On March 24, The Human Journey Colloquia Series presented “Remembering The Triangle Shirtwaist Factory Fire in New York.” Sacred Heart University students and staff were able to join via Zoom.
The colloquium was presented by language and literature professors, Clare Callahan and Amie Reilly, along with history professors, Kelly Marino and Jennifer McLaughlin.
Marino started off the colloquium with her own presentation, giving context on the time period during and right before the fire.
One of the largest clothing factories in the early 1900’s was The Triangle Shirtwaist Factory. According to Merriam-Webster, a shirtwaist is “a woman’s tailored garment (such as a blouse or dress) with details copied from men’s shirts.”
According to Smithsonian Magazine, on March 25, 1911, “a fire broke out in a garment factory near Washington Square in New York City’s Greenwich Village. Within minutes, the entire eighth floor of the ten-story tower was full of flames.”
Due to locked doors and a collapsed fire escape 146 workers, mainly immigrant girls and young women, were killed in the fire. Before the terrorist attacks on the World Trade Center, 90 years later, The Triangle Shirtwaist Factory fire was the deadliest workplace disaster in New York.
“Leading up to the fire there were so many complaints from the employees about the unsanitary working conditions within the factory, many dehumanizing to the women working there,” said Marino.
“I found it to be very alarming and unsettling that the workers had to risk their lives every time they went to work, and put themselves in danger just to end up only making as little as $2 a day,” said freshman Amanda Palma.
The conditions led women to go on strike, asking for better conditions and more pay for their long working hours.
“This week’s SHU presentation allowed me to see the story through another lens,” said fashion Prof. Ellen Gang. “Not only did I learn about more of the indignities which the factory workers endured, but I learned about ‘The Mink Brigade’ of socialites and upper-class suffragettes who demanded and generated attention for the factory workers on strike prior to the fire.

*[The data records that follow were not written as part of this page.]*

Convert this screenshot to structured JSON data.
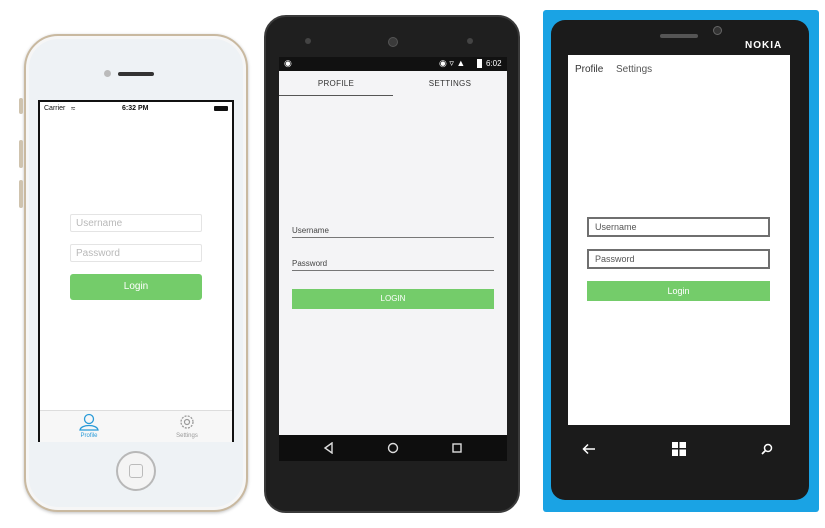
{
  "iphone": {
    "status": {
      "carrier": "Carrier",
      "time": "6:32 PM"
    },
    "form": {
      "username_placeholder": "Username",
      "password_placeholder": "Password",
      "login_label": "Login"
    },
    "tabs": [
      {
        "label": "Profile",
        "icon": "person-icon",
        "active": true
      },
      {
        "label": "Settings",
        "icon": "gear-icon",
        "active": false
      }
    ]
  },
  "android": {
    "status": {
      "time": "6:02"
    },
    "tabs": [
      {
        "label": "PROFILE",
        "active": true
      },
      {
        "label": "SETTINGS",
        "active": false
      }
    ],
    "form": {
      "username_label": "Username",
      "password_label": "Password",
      "login_label": "LOGIN"
    }
  },
  "lumia": {
    "brand": "NOKIA",
    "tabs": [
      {
        "label": "Profile",
        "active": true
      },
      {
        "label": "Settings",
        "active": false
      }
    ],
    "form": {
      "username_placeholder": "Username",
      "password_placeholder": "Password",
      "login_label": "Login"
    }
  },
  "colors": {
    "accent_green": "#74cc6a",
    "ios_active_tab": "#2a9bd8",
    "lumia_frame": "#1aa3e4"
  }
}
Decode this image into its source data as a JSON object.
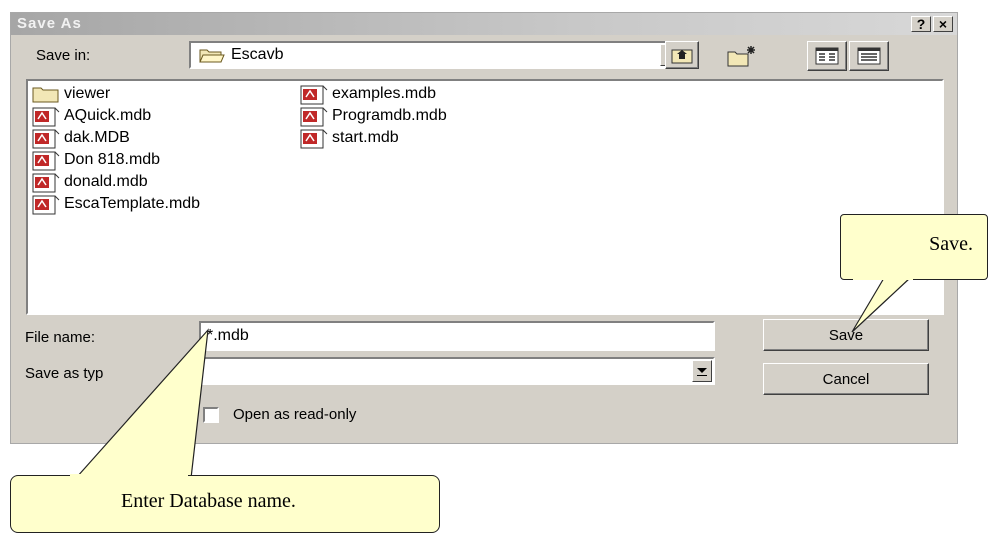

The women on strike were viewed as streetwalkers–considered unladylike–hysterical, and out of control.”
McLaughlin began speaking from her own presentation which detailed the fire itself, how the fireman in the city responded and the news coverage that took place after the event.
Callahan then presented her own presentation focusing specifically on archival materials including court transcripts, newspaper clippings and photographs.
“We’re going to explore the space in which women fought to be political actors,” said Callahan.
Callahan also detailed accounts from survivors, and said that many women survived only because they decided to leave a few minutes early; a defiant and fireable offense where they worked.
Lastly, Reilly read aloud a poem entitled “Shirt” by Robert Pinsky. Reilly also covered the poem “Sisters In The Flames” by Carol Tarlen.
Reilly commented that when men write about The Triangle Shirtwaist Factory fire they tend to detail the event with the main perspective on the clothing and the physical factory. However, when women poets write about the fire, they use their writing to project their anger towards the injustice the women faced.
“Perhaps it is expected that those of us who are involved in fashion or have worked in the garment industry in NYC would remember and pay homage to the workers of the Triangle Shirtwaist fire because they paved the way for better working conditions for generations to come,” said Gang. “However, the story is about much more than that. It is about fairness, equality, the perception of women, and human dignity, and it is moving to see that the story is reaching a wider audience. It’s a story to be remembered by all.”